[Opening Record extracts section]

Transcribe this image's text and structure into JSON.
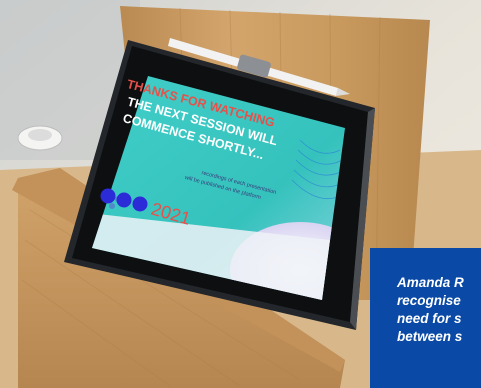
{
  "scene": {
    "description_colors": {
      "bamboo": "#c99a5e",
      "screen_teal": "#3ec9c4",
      "screen_text_red": "#e8504a",
      "screen_text_white": "#ffffff",
      "dot_blue": "#2b2bd8",
      "caption_bg": "#0a4aa6"
    }
  },
  "slide": {
    "line1": "THANKS FOR WATCHING",
    "line2": "THE NEXT SESSION WILL",
    "line3": "COMMENCE SHORTLY...",
    "note_line1": "recordings of each presentation",
    "note_line2": "will be published on the platform",
    "year": "2021"
  },
  "caption": {
    "text": "Amanda R\nrecognise\nneed for s\nbetween s"
  }
}
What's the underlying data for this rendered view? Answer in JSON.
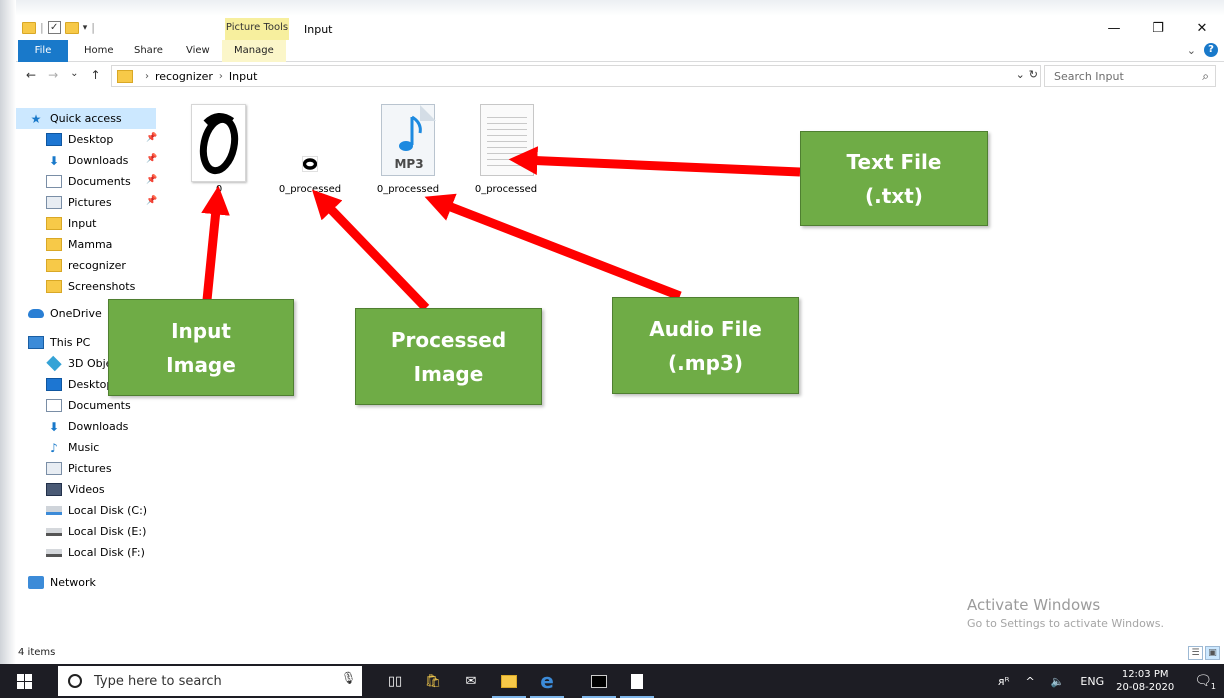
{
  "window": {
    "title": "Input",
    "context_tab": "Picture Tools",
    "controls": {
      "minimize": "—",
      "restore": "❐",
      "close": "✕"
    }
  },
  "ribbon": {
    "tabs": [
      {
        "label": "File"
      },
      {
        "label": "Home"
      },
      {
        "label": "Share"
      },
      {
        "label": "View"
      },
      {
        "label": "Manage"
      }
    ],
    "chevron": "⌄",
    "help": "?"
  },
  "address": {
    "nav": {
      "back": "←",
      "forward": "→",
      "recent": "⌄",
      "up": "↑"
    },
    "crumbs": [
      "recognizer",
      "Input"
    ],
    "separator": "›",
    "dropdown": "⌄",
    "refresh": "↻",
    "search_placeholder": "Search Input",
    "search_icon": "⌕"
  },
  "sidebar": {
    "quick_access": "Quick access",
    "quick_items": [
      {
        "label": "Desktop",
        "icon": "desktop-icon",
        "pinned": true
      },
      {
        "label": "Downloads",
        "icon": "download-icon",
        "pinned": true
      },
      {
        "label": "Documents",
        "icon": "documents-icon",
        "pinned": true
      },
      {
        "label": "Pictures",
        "icon": "pictures-icon",
        "pinned": true
      },
      {
        "label": "Input",
        "icon": "folder-icon",
        "pinned": false
      },
      {
        "label": "Mamma",
        "icon": "folder-icon",
        "pinned": false
      },
      {
        "label": "recognizer",
        "icon": "folder-icon",
        "pinned": false
      },
      {
        "label": "Screenshots",
        "icon": "folder-icon",
        "pinned": false
      }
    ],
    "pin_glyph": "📌",
    "onedrive": "OneDrive",
    "this_pc": "This PC",
    "pc_items": [
      {
        "label": "3D Objects",
        "icon": "3d-objects-icon"
      },
      {
        "label": "Desktop",
        "icon": "desktop-icon"
      },
      {
        "label": "Documents",
        "icon": "documents-icon"
      },
      {
        "label": "Downloads",
        "icon": "download-icon"
      },
      {
        "label": "Music",
        "icon": "music-icon"
      },
      {
        "label": "Pictures",
        "icon": "pictures-icon"
      },
      {
        "label": "Videos",
        "icon": "videos-icon"
      },
      {
        "label": "Local Disk (C:)",
        "icon": "disk-c-icon"
      },
      {
        "label": "Local Disk (E:)",
        "icon": "disk-icon"
      },
      {
        "label": "Local Disk (F:)",
        "icon": "disk-icon"
      }
    ],
    "network": "Network"
  },
  "files": [
    {
      "name": "0",
      "type": "image"
    },
    {
      "name": "0_processed",
      "type": "image"
    },
    {
      "name": "0_processed",
      "type": "mp3"
    },
    {
      "name": "0_processed",
      "type": "txt"
    }
  ],
  "file_glyphs": {
    "input_digit": "O",
    "mp3_note": "♪",
    "mp3_label": "MP3"
  },
  "callouts": {
    "input": "Input\nImage",
    "processed": "Processed\nImage",
    "audio": "Audio File\n(.mp3)",
    "text": "Text File\n(.txt)"
  },
  "watermark": {
    "line1": "Activate Windows",
    "line2": "Go to Settings to activate Windows."
  },
  "status": {
    "count": "4 items"
  },
  "taskbar": {
    "search_placeholder": "Type here to search",
    "tray_people": "ᴙᴿ",
    "tray_up": "^",
    "tray_volume": "🔈",
    "tray_lang": "ENG",
    "time": "12:03 PM",
    "date": "20-08-2020",
    "notification_count": "1"
  },
  "colors": {
    "accent": "#1979ca",
    "callout": "#6fac46",
    "arrow": "#ff0000",
    "taskbar": "#1d1d24"
  }
}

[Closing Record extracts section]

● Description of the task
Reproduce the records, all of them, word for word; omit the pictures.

● Answer to the problem
Transcribe this image's text and structure into JSON.
{
  "scene": {
    "description_colors": {
      "bamboo": "#c99a5e",
      "screen_teal": "#3ec9c4",
      "screen_text_red": "#e8504a",
      "screen_text_white": "#ffffff",
      "dot_blue": "#2b2bd8",
      "caption_bg": "#0a4aa6"
    }
  },
  "slide": {
    "line1": "THANKS FOR WATCHING",
    "line2": "THE NEXT SESSION WILL",
    "line3": "COMMENCE SHORTLY...",
    "note_line1": "recordings of each presentation",
    "note_line2": "will be published on the platform",
    "year": "2021"
  },
  "caption": {
    "text": "Amanda R\nrecognise\nneed for s\nbetween s"
  }
}
What's the underlying data for this rendered view? Answer in JSON.
{
  "window": {
    "title": "Input",
    "context_tab": "Picture Tools",
    "controls": {
      "minimize": "—",
      "restore": "❐",
      "close": "✕"
    }
  },
  "ribbon": {
    "tabs": [
      {
        "label": "File"
      },
      {
        "label": "Home"
      },
      {
        "label": "Share"
      },
      {
        "label": "View"
      },
      {
        "label": "Manage"
      }
    ],
    "chevron": "⌄",
    "help": "?"
  },
  "address": {
    "nav": {
      "back": "←",
      "forward": "→",
      "recent": "⌄",
      "up": "↑"
    },
    "crumbs": [
      "recognizer",
      "Input"
    ],
    "separator": "›",
    "dropdown": "⌄",
    "refresh": "↻",
    "search_placeholder": "Search Input",
    "search_icon": "⌕"
  },
  "sidebar": {
    "quick_access": "Quick access",
    "quick_items": [
      {
        "label": "Desktop",
        "icon": "desktop-icon",
        "pinned": true
      },
      {
        "label": "Downloads",
        "icon": "download-icon",
        "pinned": true
      },
      {
        "label": "Documents",
        "icon": "documents-icon",
        "pinned": true
      },
      {
        "label": "Pictures",
        "icon": "pictures-icon",
        "pinned": true
      },
      {
        "label": "Input",
        "icon": "folder-icon",
        "pinned": false
      },
      {
        "label": "Mamma",
        "icon": "folder-icon",
        "pinned": false
      },
      {
        "label": "recognizer",
        "icon": "folder-icon",
        "pinned": false
      },
      {
        "label": "Screenshots",
        "icon": "folder-icon",
        "pinned": false
      }
    ],
    "pin_glyph": "📌",
    "onedrive": "OneDrive",
    "this_pc": "This PC",
    "pc_items": [
      {
        "label": "3D Objects",
        "icon": "3d-objects-icon"
      },
      {
        "label": "Desktop",
        "icon": "desktop-icon"
      },
      {
        "label": "Documents",
        "icon": "documents-icon"
      },
      {
        "label": "Downloads",
        "icon": "download-icon"
      },
      {
        "label": "Music",
        "icon": "music-icon"
      },
      {
        "label": "Pictures",
        "icon": "pictures-icon"
      },
      {
        "label": "Videos",
        "icon": "videos-icon"
      },
      {
        "label": "Local Disk (C:)",
        "icon": "disk-c-icon"
      },
      {
        "label": "Local Disk (E:)",
        "icon": "disk-icon"
      },
      {
        "label": "Local Disk (F:)",
        "icon": "disk-icon"
      }
    ],
    "network": "Network"
  },
  "files": [
    {
      "name": "0",
      "type": "image"
    },
    {
      "name": "0_processed",
      "type": "image"
    },
    {
      "name": "0_processed",
      "type": "mp3"
    },
    {
      "name": "0_processed",
      "type": "txt"
    }
  ],
  "file_glyphs": {
    "input_digit": "O",
    "mp3_note": "♪",
    "mp3_label": "MP3"
  },
  "callouts": {
    "input": "Input\nImage",
    "processed": "Processed\nImage",
    "audio": "Audio File\n(.mp3)",
    "text": "Text File\n(.txt)"
  },
  "watermark": {
    "line1": "Activate Windows",
    "line2": "Go to Settings to activate Windows."
  },
  "status": {
    "count": "4 items"
  },
  "taskbar": {
    "search_placeholder": "Type here to search",
    "tray_people": "ᴙᴿ",
    "tray_up": "^",
    "tray_volume": "🔈",
    "tray_lang": "ENG",
    "time": "12:03 PM",
    "date": "20-08-2020",
    "notification_count": "1"
  },
  "colors": {
    "accent": "#1979ca",
    "callout": "#6fac46",
    "arrow": "#ff0000",
    "taskbar": "#1d1d24"
  }
}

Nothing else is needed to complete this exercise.